Assigned task
Note how many lines in these entries contain "text", and reply with that number alone.

━━━━━ Provided records

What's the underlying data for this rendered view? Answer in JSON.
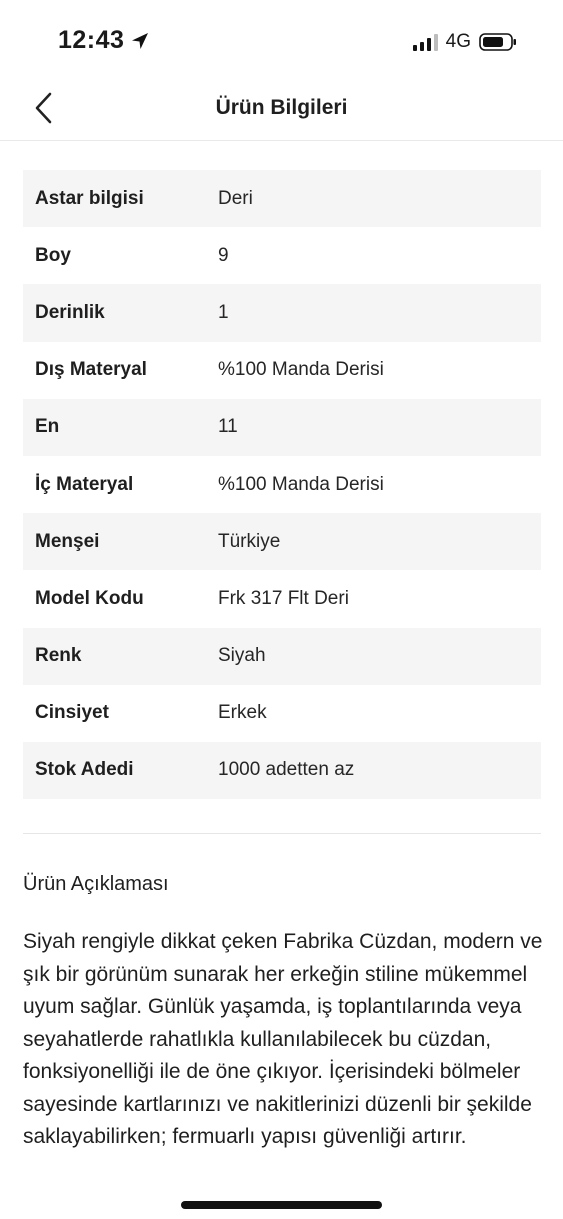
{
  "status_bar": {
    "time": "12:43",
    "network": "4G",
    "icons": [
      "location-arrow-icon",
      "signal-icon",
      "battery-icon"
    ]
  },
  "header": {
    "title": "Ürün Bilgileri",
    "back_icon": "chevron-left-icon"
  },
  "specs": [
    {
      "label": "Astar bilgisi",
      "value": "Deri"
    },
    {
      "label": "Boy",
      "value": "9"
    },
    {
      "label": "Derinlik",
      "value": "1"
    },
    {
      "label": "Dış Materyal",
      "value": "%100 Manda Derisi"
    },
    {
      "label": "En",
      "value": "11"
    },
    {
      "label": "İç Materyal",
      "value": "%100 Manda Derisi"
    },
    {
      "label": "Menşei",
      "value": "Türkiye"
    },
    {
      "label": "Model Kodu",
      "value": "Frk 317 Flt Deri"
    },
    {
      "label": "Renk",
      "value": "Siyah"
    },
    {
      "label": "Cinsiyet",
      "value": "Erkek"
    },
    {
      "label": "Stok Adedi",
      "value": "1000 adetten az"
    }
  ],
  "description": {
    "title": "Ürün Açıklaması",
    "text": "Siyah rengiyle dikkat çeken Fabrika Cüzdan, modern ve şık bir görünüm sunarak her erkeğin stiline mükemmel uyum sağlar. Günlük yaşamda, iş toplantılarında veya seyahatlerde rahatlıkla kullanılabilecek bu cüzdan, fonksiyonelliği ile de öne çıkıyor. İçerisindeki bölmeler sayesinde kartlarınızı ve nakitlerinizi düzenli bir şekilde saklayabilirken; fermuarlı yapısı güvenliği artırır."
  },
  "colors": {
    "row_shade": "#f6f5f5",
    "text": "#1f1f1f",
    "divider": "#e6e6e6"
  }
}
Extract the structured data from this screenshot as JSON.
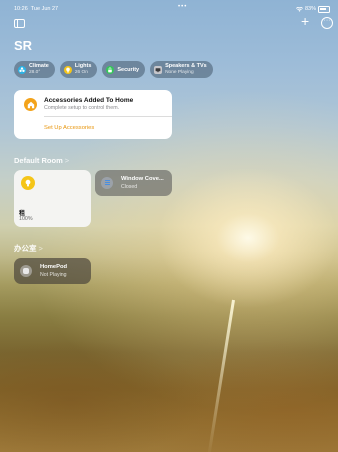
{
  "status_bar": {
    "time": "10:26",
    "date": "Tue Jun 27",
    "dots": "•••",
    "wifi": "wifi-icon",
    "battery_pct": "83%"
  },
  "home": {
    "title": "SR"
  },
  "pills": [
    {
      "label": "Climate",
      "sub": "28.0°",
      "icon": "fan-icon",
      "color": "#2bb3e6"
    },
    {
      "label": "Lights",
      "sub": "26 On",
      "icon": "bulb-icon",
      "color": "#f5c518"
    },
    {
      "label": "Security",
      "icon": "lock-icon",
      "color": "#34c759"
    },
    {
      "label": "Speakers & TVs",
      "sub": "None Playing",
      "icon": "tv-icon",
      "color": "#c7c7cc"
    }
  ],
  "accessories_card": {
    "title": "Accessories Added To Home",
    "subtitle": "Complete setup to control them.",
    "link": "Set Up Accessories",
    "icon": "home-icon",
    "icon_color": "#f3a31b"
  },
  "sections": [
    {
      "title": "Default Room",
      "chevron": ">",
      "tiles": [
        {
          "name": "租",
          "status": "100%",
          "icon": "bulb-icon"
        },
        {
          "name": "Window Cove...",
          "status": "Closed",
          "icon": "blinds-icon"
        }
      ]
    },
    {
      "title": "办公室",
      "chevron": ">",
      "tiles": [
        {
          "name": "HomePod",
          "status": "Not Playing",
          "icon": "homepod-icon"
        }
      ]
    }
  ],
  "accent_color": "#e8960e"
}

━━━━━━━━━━

Response to this task
2